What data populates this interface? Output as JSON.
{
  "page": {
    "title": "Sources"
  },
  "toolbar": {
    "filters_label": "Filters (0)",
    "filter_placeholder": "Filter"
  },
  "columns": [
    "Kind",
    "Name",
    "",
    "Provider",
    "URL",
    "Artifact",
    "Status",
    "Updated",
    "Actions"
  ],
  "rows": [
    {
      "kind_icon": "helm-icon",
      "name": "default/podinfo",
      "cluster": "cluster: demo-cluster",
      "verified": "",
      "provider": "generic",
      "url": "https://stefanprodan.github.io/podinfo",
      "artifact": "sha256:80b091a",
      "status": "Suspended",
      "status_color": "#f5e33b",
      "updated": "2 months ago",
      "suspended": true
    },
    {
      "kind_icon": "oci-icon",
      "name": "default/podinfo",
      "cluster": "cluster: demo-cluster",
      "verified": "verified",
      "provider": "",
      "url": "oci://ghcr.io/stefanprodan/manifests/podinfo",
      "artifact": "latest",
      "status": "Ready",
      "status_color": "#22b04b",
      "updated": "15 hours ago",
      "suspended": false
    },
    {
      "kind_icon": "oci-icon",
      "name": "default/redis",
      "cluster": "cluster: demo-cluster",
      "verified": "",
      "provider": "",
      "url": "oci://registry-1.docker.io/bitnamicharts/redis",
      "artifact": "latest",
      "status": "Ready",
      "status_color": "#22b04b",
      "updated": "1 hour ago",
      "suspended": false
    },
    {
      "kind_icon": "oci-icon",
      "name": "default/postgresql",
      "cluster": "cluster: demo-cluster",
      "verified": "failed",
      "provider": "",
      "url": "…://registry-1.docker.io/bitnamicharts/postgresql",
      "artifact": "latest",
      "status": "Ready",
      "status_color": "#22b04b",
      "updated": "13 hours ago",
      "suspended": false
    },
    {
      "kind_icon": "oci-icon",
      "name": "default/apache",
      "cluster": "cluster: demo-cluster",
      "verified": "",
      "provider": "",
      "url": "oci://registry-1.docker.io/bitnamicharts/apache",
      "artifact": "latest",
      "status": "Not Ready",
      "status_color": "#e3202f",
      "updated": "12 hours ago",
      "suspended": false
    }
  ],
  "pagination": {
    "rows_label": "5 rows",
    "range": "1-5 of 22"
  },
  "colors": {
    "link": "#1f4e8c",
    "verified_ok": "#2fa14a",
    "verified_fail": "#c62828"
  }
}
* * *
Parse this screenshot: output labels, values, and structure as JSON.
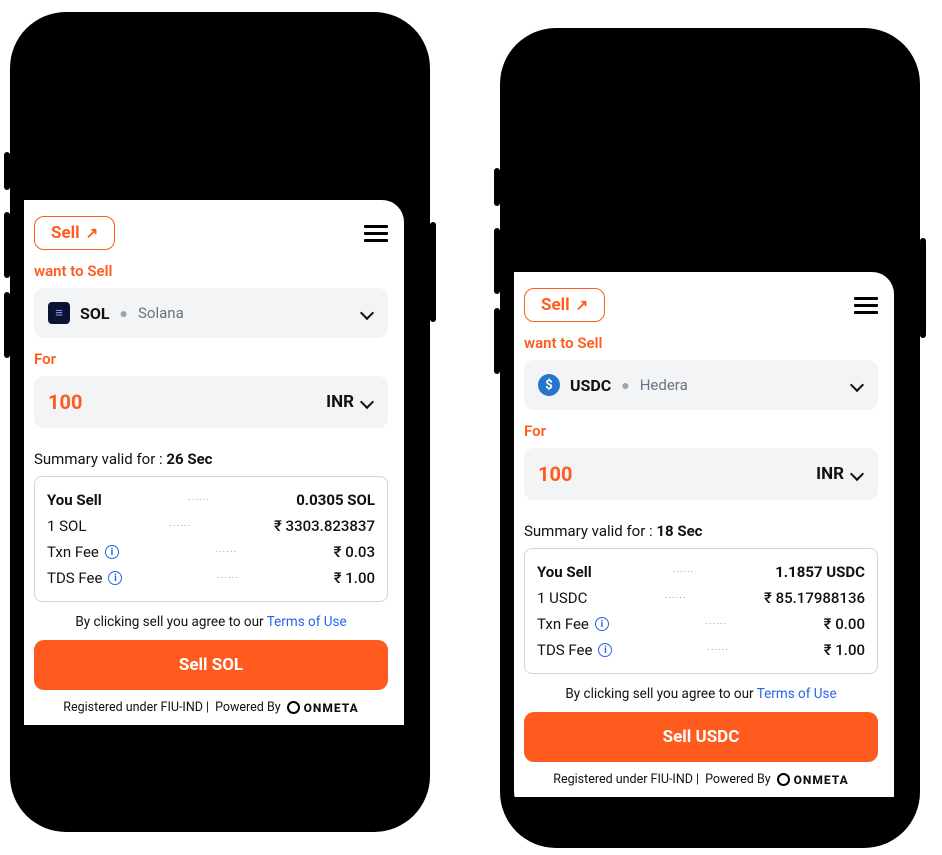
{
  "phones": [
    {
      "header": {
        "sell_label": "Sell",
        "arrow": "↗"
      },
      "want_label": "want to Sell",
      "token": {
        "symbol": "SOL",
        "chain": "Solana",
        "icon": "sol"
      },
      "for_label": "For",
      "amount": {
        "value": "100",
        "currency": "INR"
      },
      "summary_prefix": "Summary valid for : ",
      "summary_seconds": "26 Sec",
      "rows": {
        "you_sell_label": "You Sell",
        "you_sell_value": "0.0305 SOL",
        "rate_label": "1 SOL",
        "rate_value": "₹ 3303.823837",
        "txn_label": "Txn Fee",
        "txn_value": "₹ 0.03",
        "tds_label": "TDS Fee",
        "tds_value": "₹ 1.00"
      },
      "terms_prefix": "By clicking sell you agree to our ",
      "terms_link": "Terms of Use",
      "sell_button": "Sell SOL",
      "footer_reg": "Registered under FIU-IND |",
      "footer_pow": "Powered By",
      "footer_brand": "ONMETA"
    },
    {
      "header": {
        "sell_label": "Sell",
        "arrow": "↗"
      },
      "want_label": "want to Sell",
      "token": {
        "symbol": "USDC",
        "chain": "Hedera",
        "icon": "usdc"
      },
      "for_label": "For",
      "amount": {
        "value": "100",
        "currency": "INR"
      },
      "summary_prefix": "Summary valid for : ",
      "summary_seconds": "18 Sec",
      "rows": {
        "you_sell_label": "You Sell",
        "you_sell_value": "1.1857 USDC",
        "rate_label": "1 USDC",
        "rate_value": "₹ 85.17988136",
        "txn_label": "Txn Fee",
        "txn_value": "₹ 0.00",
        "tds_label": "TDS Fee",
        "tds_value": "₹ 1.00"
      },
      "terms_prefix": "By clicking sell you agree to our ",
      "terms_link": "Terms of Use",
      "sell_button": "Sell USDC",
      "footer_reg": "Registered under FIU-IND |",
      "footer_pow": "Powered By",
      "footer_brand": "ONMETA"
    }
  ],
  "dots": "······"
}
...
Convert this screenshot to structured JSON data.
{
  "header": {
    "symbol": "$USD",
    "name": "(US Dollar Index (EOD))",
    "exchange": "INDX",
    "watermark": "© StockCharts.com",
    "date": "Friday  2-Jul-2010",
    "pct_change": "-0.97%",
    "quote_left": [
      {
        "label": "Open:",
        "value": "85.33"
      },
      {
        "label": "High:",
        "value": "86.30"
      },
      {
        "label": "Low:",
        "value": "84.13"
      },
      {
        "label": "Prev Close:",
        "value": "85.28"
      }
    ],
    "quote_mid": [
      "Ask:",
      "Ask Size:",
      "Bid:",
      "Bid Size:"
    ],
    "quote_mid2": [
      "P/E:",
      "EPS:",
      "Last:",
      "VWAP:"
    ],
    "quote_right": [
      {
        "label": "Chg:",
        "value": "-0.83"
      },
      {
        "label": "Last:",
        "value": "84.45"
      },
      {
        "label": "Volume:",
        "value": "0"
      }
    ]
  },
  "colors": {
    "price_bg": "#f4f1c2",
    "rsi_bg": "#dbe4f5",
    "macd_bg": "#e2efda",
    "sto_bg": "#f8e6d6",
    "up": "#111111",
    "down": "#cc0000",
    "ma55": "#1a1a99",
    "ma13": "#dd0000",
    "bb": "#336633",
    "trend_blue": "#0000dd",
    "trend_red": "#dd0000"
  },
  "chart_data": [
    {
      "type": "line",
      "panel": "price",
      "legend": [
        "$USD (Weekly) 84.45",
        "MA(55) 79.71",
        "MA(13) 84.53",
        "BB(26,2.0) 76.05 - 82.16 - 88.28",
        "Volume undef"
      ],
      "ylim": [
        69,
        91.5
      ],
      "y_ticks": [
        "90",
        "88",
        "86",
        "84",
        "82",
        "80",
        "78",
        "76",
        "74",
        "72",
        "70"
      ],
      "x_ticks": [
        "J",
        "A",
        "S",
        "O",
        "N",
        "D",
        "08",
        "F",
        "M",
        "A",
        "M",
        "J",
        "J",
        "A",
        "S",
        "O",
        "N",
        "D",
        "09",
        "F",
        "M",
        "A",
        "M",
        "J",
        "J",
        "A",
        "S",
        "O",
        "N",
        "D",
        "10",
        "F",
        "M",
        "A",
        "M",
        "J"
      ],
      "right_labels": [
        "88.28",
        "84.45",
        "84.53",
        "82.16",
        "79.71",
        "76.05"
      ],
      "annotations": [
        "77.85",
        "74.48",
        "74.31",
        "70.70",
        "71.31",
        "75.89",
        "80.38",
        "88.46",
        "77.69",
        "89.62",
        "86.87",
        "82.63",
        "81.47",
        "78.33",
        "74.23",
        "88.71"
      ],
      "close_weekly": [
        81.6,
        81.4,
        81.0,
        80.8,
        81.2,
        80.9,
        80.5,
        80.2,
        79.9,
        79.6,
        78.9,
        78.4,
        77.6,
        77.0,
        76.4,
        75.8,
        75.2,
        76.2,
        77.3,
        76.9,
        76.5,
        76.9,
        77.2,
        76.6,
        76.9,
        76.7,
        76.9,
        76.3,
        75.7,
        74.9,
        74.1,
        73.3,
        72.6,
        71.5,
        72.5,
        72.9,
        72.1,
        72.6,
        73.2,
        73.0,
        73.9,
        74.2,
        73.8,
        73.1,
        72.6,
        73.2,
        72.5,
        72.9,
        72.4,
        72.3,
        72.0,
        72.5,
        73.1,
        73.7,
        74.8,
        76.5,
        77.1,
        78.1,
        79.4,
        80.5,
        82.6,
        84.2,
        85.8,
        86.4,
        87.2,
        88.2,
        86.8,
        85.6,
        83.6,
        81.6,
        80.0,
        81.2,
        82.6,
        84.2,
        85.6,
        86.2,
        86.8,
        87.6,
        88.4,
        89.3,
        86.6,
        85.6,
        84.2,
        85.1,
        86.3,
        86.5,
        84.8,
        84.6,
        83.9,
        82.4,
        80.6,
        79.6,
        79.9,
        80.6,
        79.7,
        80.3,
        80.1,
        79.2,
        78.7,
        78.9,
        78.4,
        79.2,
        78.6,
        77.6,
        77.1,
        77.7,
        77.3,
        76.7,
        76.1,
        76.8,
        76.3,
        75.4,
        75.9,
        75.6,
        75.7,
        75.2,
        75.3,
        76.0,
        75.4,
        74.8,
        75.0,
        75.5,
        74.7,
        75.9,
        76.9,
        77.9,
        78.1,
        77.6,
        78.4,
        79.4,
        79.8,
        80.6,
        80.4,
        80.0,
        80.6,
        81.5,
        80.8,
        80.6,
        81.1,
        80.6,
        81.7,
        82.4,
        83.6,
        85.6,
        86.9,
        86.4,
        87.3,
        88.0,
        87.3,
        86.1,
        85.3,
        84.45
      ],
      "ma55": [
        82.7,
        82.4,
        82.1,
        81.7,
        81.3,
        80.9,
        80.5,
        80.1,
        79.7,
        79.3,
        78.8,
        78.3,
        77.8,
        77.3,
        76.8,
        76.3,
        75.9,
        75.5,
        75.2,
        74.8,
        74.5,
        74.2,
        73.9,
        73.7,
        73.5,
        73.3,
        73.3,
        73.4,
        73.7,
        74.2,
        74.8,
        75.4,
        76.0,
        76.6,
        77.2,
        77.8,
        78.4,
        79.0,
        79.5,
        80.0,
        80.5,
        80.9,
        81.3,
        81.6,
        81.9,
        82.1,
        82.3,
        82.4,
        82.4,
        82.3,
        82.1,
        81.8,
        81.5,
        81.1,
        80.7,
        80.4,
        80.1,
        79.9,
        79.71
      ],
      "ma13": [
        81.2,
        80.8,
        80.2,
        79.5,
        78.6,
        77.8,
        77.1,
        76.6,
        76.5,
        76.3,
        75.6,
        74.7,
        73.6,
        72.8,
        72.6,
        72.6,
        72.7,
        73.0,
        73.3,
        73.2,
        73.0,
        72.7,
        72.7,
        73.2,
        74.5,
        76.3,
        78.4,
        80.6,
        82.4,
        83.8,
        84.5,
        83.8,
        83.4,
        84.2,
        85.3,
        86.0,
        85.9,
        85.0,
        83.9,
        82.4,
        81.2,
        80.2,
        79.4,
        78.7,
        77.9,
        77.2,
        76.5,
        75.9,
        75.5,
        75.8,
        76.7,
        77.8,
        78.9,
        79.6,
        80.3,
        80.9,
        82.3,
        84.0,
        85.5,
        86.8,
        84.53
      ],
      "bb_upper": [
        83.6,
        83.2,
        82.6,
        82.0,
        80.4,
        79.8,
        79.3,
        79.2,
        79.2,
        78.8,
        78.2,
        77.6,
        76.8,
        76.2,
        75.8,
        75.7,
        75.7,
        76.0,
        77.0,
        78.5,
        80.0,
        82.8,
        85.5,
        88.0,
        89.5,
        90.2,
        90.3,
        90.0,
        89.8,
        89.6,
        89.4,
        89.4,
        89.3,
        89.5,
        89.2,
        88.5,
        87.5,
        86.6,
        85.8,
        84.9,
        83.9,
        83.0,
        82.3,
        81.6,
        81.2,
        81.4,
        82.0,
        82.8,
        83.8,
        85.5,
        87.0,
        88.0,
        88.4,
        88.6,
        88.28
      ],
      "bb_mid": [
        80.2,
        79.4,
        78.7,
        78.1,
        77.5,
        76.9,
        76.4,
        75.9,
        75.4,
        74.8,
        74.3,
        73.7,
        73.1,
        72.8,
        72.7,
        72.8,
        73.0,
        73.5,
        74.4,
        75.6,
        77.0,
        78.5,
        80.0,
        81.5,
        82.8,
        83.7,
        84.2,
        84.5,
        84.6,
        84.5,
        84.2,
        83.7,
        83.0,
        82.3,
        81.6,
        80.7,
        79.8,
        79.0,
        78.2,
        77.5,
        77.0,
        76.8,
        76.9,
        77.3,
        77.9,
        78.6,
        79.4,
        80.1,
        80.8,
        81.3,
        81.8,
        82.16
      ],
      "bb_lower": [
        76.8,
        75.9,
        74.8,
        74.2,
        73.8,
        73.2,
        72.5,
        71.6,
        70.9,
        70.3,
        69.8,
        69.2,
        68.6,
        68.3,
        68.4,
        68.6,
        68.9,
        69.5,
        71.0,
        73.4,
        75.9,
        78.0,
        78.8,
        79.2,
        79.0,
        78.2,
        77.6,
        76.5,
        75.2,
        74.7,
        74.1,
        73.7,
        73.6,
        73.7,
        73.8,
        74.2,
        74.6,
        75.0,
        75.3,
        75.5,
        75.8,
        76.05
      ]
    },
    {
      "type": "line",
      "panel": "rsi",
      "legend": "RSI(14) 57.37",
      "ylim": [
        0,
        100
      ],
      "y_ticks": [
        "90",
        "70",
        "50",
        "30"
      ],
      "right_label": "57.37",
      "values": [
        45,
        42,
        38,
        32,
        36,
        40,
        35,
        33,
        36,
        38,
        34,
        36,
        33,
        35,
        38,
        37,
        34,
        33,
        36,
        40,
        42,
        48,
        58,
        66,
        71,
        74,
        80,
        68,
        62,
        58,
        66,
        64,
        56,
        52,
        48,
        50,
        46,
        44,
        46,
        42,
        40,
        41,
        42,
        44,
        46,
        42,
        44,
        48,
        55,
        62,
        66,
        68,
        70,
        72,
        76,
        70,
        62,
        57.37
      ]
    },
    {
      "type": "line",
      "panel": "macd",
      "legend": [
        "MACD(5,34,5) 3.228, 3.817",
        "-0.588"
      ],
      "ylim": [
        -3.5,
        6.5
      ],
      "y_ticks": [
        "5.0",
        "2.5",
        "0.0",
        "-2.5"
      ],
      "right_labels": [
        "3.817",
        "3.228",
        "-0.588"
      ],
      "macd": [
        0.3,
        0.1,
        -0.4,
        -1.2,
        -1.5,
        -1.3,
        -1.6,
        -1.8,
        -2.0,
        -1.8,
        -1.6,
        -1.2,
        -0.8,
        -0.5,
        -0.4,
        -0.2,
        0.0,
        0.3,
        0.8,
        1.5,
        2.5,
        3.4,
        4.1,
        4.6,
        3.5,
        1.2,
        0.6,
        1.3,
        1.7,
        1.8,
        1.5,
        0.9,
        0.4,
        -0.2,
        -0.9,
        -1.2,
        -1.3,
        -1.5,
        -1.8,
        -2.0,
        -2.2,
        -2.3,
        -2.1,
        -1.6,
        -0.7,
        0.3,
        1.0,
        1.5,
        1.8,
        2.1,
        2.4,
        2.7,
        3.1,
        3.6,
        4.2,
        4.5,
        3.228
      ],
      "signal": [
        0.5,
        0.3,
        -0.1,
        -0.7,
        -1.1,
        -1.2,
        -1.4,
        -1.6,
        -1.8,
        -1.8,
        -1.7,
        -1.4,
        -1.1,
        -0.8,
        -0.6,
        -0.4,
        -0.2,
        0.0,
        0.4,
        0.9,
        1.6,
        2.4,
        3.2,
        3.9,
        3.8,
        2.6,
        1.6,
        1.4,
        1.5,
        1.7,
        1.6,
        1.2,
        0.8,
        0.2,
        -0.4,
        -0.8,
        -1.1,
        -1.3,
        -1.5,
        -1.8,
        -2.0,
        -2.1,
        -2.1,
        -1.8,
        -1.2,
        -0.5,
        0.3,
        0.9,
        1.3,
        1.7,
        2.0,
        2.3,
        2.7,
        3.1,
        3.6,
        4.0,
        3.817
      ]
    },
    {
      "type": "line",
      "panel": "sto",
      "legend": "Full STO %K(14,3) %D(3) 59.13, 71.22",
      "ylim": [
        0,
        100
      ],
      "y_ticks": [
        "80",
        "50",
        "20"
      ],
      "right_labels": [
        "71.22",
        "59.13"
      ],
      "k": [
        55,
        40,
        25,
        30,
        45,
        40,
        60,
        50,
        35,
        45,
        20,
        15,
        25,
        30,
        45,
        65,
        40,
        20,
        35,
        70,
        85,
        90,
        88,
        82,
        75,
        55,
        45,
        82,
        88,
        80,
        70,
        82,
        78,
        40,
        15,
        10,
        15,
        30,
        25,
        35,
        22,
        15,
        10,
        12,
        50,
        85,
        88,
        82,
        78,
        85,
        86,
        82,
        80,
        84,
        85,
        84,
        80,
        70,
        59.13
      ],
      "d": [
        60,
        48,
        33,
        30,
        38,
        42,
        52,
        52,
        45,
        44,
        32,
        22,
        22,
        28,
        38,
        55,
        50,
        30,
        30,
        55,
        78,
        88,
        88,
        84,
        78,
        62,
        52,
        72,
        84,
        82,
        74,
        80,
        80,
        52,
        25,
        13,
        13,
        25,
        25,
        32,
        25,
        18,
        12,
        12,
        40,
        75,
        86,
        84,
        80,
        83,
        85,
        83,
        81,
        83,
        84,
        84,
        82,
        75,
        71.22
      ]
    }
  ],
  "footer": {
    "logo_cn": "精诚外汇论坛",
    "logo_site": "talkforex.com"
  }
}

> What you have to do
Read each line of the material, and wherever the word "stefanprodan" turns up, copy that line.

> Answer box
      "url": "https://stefanprodan.github.io/podinfo",
      "url": "oci://ghcr.io/stefanprodan/manifests/podinfo",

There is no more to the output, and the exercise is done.